A little background on me: my mother has bipolar disorder and raised me. She was a single parent and I am her only child. We lived in assisted housing for the mentally ill. We were poor, and well lets just say it was an interesting and unique childhood. 🙂 She was and is a good mom- the best she could be. We struggled with some things, and got a ton of help with other things that we couldn’t do on our own. They say it takes a village to raise a child: well, it took a church and all of the Village of Amityville, and the rest of Long Island to raise me. I was a force to reckon with at times.
If having a disability wasn’t enough, my mom was diagnosed with late stage ovarian cancer. I was in my early teens, maybe 13 or so. We went through that together. Our church provided a ton of support through that time.
A few years later, Mom was in a very serious car accident. She was hit walking across the street in a crosswalk. It left her unable to walk for a while and left some permanent damage on her brain. She suffered from hematoma and the result was scar tissue. This all impacted her memory permanently- thankfully today it’s not too bad. I struggled to find resources and help and at times I went mad. I couldn’t do it on my own. Through our cries of help, we reached out to her case manager at a local organization for the mentally ill and to my church. With help, we got through it. I wish I could have handled things better but it was a learning experience. Maybe with some tips, you can, if you’re ever in my shoes.
There are times today she can’t afford things and struggles. I try to help out in the ways I can, when I can. She always says that family is there when no one else is. I agree but I believe that we cannot just rely on family. We have to network and help each other, whether we’re neighbors, friends or co-workers. We should all make an effort to reach out to one another when we see someone in need. Also, these experiences have taught me the importance of boundaries. There are limits to what we can and should do for another person, even if it’s a family member. This is a point I’ll touch on in another entry.
My father is another story. He has been an on and off alcoholic for most of my life. To his credit, he tries to quit at times but an addiction is an addiction and it’s really hard to overcome it. He has been unable to forgive himself for his mistakes for a long time now and often that subconsciously causes him to make the decisions he makes. Thankfully, I see right through him, although that doesn’t mean his choices don’t hurt me and haven’t hurt our family. He was recently diagnosed with COPD due to alpha 1 antitrypsin disorder, for which I am a carrier. This resulted in ongoing treatment, surgery on a kidney and a rapidly decreasing condition. Beginning in January he started to suffer from a series of strokes. He’s gone downhill. He was taken to the hospital last week (for the fourth time in three months) and was transferred to a great rehabilitation facility last night. Woo hoo!
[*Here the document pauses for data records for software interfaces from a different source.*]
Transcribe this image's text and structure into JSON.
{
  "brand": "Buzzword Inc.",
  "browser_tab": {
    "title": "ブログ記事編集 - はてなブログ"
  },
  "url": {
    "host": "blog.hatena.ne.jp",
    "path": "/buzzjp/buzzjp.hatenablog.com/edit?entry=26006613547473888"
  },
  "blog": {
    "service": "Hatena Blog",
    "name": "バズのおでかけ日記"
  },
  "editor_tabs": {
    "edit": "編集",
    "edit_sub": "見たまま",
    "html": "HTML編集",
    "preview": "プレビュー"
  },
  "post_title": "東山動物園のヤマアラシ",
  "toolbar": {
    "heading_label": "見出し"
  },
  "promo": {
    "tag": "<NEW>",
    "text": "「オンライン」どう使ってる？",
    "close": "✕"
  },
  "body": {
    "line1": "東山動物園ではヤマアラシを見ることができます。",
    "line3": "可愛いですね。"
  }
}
Now that I’ve shared my immediate familial history, I can start to explain how I got things done, who and what I relied on for help (because we cannot be caregivers on our own) and the practical things I’ve learned through all of these experiences.